Holding a bachelor’s degree and Ph.D. in physics from UC Berkeley, Martinis discusses the transformational physics of information processed at increasingly high speeds and the experimental realization of quantum supremacy. From 2014–2020, Martinis oversaw a team of skilled engineers and… Read More »Distinguished Lecturer Series on “Quantum Supremacy”
In this video, the Eigenbros discuss and reflect on qubit systems, particularly defect and Superconducting qubits. They also react to all the different types of qubit technologies that are being developed by tech giants such as IBM, IonQ, Microsoft.
Everything in the universe is made up of just a few different types of subatomic particles. Learn more about these particles and how physicists have built their knowledge of them – including the discovery of the Higgs boson at the… Read More »Beyond the Atom: Remodelling Particle Physics
Here’s an interesting look at Google’s quantum supremacy project. With Google’s record calculation speed from their supercomputer, Sycamore, we are suddenly looking at answering the questions that puzzled some of science’s greatest minds. But even better, we’re looking at possibly… Read More »Google’s Plan To Create The World’s First Quantum Computer
The mysterious world of quantum mechanics has mystified physicists for decades, despite being the best explanation of reality that we have. Now, software developers can exploit this weirdness and also be confounded by it. 🙂 Here’s a great overview of… Read More »A Brief History of Quantum Mechanics
Where are the limits of human technology? And can we somehow avoid them with quantum computers? Here’s a great explainer video by KurzGesagt. (Wunderbar!)
This new documentary feature from The Quantum Daily explores insights from leading quantum computing experts and tech giants such as Google, IBM, Oxford Instruments and Intel as well as start-ups such as PsiQuantum to discuss key sustainability topics, including how… Read More »Quantum Technology and Our Sustainable Future
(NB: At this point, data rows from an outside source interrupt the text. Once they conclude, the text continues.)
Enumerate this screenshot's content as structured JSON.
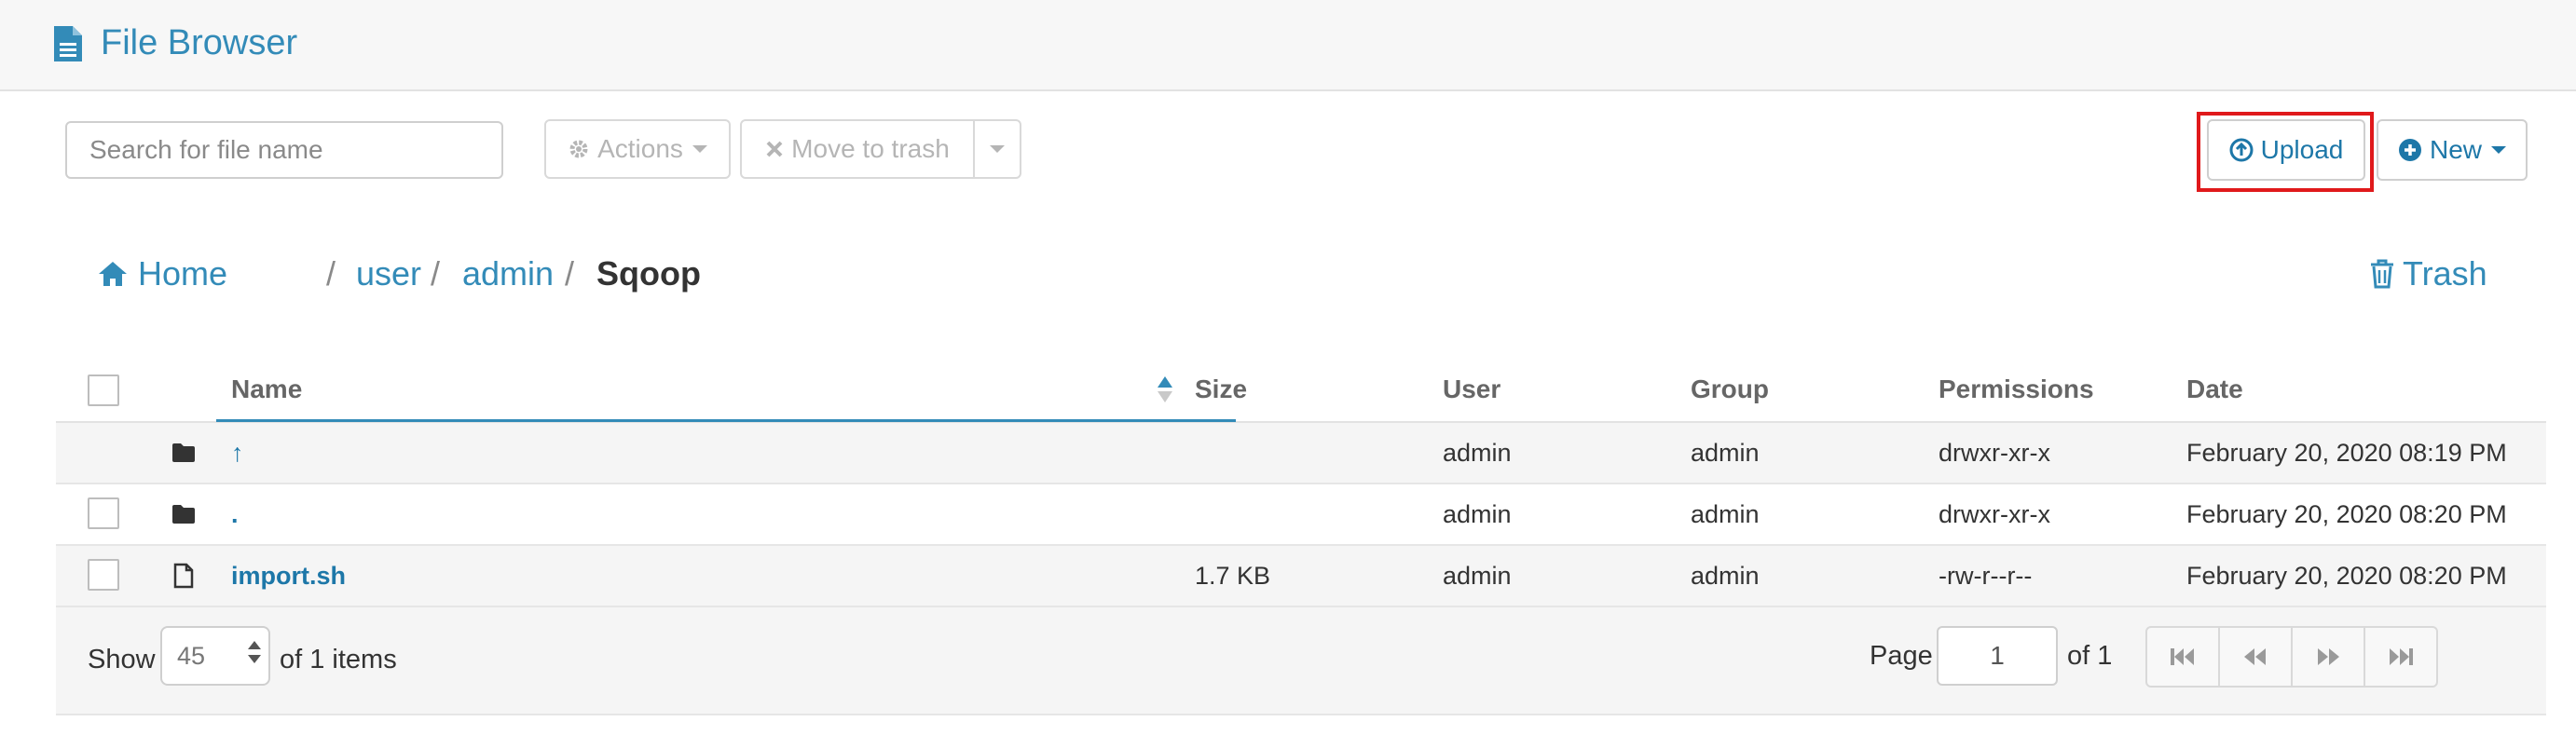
{
  "header": {
    "title": "File Browser",
    "icon": "file-text-icon"
  },
  "toolbar": {
    "search_placeholder": "Search for file name",
    "actions_label": "Actions",
    "move_to_trash_label": "Move to trash",
    "upload_label": "Upload",
    "new_label": "New"
  },
  "breadcrumb": {
    "home": "Home",
    "items": [
      "user",
      "admin"
    ],
    "separator": "/",
    "current": "Sqoop"
  },
  "trash_label": "Trash",
  "table": {
    "columns": [
      "Name",
      "Size",
      "User",
      "Group",
      "Permissions",
      "Date"
    ],
    "rows": [
      {
        "type": "folder",
        "name": "↑",
        "size": "",
        "user": "admin",
        "group": "admin",
        "permissions": "drwxr-xr-x",
        "date": "February 20, 2020 08:19 PM"
      },
      {
        "type": "folder",
        "name": ".",
        "size": "",
        "user": "admin",
        "group": "admin",
        "permissions": "drwxr-xr-x",
        "date": "February 20, 2020 08:20 PM"
      },
      {
        "type": "file",
        "name": "import.sh",
        "size": "1.7 KB",
        "user": "admin",
        "group": "admin",
        "permissions": "-rw-r--r--",
        "date": "February 20, 2020 08:20 PM"
      }
    ]
  },
  "footer": {
    "show_label": "Show",
    "page_size": "45",
    "of_items": "of 1 items",
    "page_label": "Page",
    "page_value": "1",
    "page_of": "of 1"
  },
  "colors": {
    "accent": "#338bb8",
    "link": "#1d77a8",
    "highlight": "#e0191b"
  }
}
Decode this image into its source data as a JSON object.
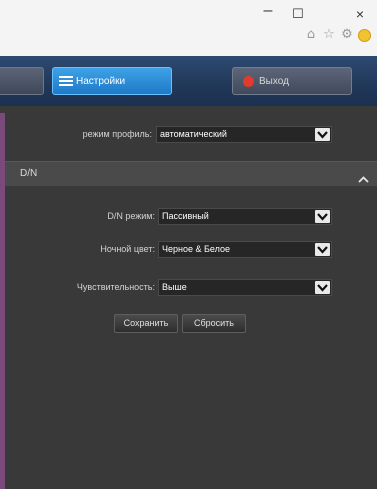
{
  "window": {
    "minimize": "–",
    "maximize": "☐",
    "close": "×"
  },
  "browser_icons": [
    "home-icon",
    "star-icon",
    "gear-icon",
    "smiley-icon"
  ],
  "nav": {
    "settings_label": "Настройки",
    "exit_label": "Выход"
  },
  "profile": {
    "label": "режим профиль:",
    "value": "автоматический"
  },
  "dn_section": {
    "title": "D/N"
  },
  "dn_mode": {
    "label": "D/N режим:",
    "value": "Пассивный"
  },
  "night_color": {
    "label": "Ночной цвет:",
    "value": "Черное & Белое"
  },
  "sensitivity": {
    "label": "Чувствительность:",
    "value": "Выше"
  },
  "buttons": {
    "save": "Сохранить",
    "reset": "Сбросить"
  },
  "colors": {
    "accent": "#2a8ad8",
    "exit_dot": "#e23a2c",
    "panel": "#393939"
  }
}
Quantum computers aren’t just the next generation of supercomputers—they’re something else entirely. Before we can even begin to talk about their potential applications, we need to understand the fundamental physics that drives the theory of quantum computing.